For fans of epic fantasy movies, Baahubali: The Beginning (and its sequel) should be top of your list. It is one of the highest-grossing South Indian movies of all time for a reason. If you love the film, there is also a prequel book series by Anand Neelakantan.
23. Raazi (2018)
Based on a true story, Raazi is set during the Indo-Pakistani War of 1971. The film follows Sehmat Khan, the daughter of Hidayat Khan, an Indian freedom fighter. Upon her father’s wishes, she becomes an agent of India’s Research and Analysis Wing (RAW). As an agent, she becomes a spy and marries into a Pakistani military family in order to get classified information for India.
This spy thriller quickly became one of the top-grossing films about India with a female lead upon its release in 2018. It is easily one of the best movies about the India-Pakistan conflict.
24. Paan Singh Tomar (2012)
Told mostly in flashback during an interview with a reporter, we learn the story of the life of Paan Singh Tomar, a real-life Indian athlete turned dacoit (a bandit). Paan Singh was responsible for wreaking havoc in the Chambal Valley in the second half of the twentieth century.
In the 1950s, Paan Singh worked in the military and became the reigning 3000m steeplechase champion for 7 years in a row. However, once he retires from military service, he returns home and becomes involved in a dispute over his family’s property. When the dispute becomes violent and his family is attacked, Paan Singh vows to become baaghi – a rebel against order – and begins his second life.
Upon its release, Paan Singh Tomar was a huge hit with Indian audiences and remains one of the best movies about India to date.
25. Asuran (2019)
When Velmurugan, the son of Sivasaami, a Dalit farmer, murders an upper-caste landlord in retaliation for trying to take his family’s land, it sparks a caste war in Tamil Nadu.
Asuran is one of the best Tamil-language South Indian movies. It addresses India’s class politics and is based on the real-life 1968 Kilvenmani massacre. Like Vetrimaaran’s other films, Ausuran does not shy away from the realities of violence and can be a difficult watch.
If you’re interested in the story but would rather read about graphic violence than watch it, the film is based on the book Vekkai by Poomani.
More To Watch And Love:
Which of these movies have you enjoyed? Are there any more that we should add to our list? Let us know in the comments, and be sure to head this way next:
Dagney (pronouns: any) is a neurodivergent writer and book nerd who is drawn to all things weird and macabre. She also loves anything to do with fast cars, unhinged anti-heroes, and salt.
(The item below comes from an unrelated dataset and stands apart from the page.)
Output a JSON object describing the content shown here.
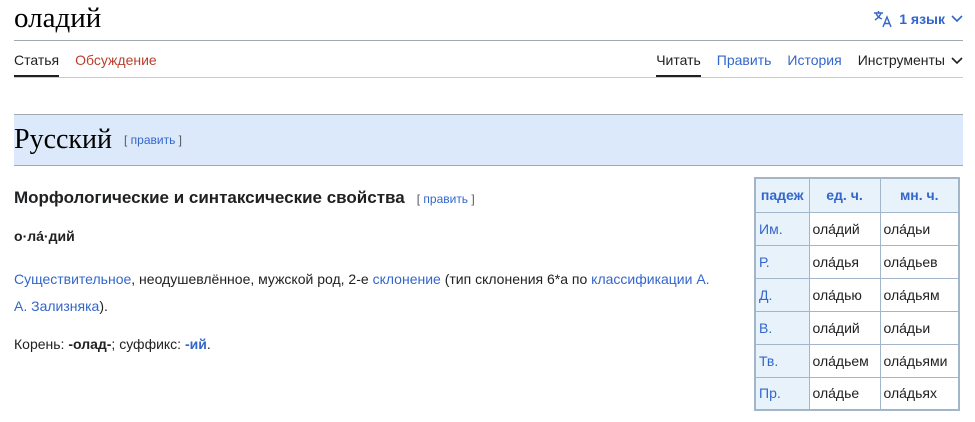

When she isn’t working or reading, you’re likely to find her eating Indian food, playing board games, or hiding out somewhere dark and quiet, stuck down an internet rabbit hole. The easiest way to win her over is through cats and camels.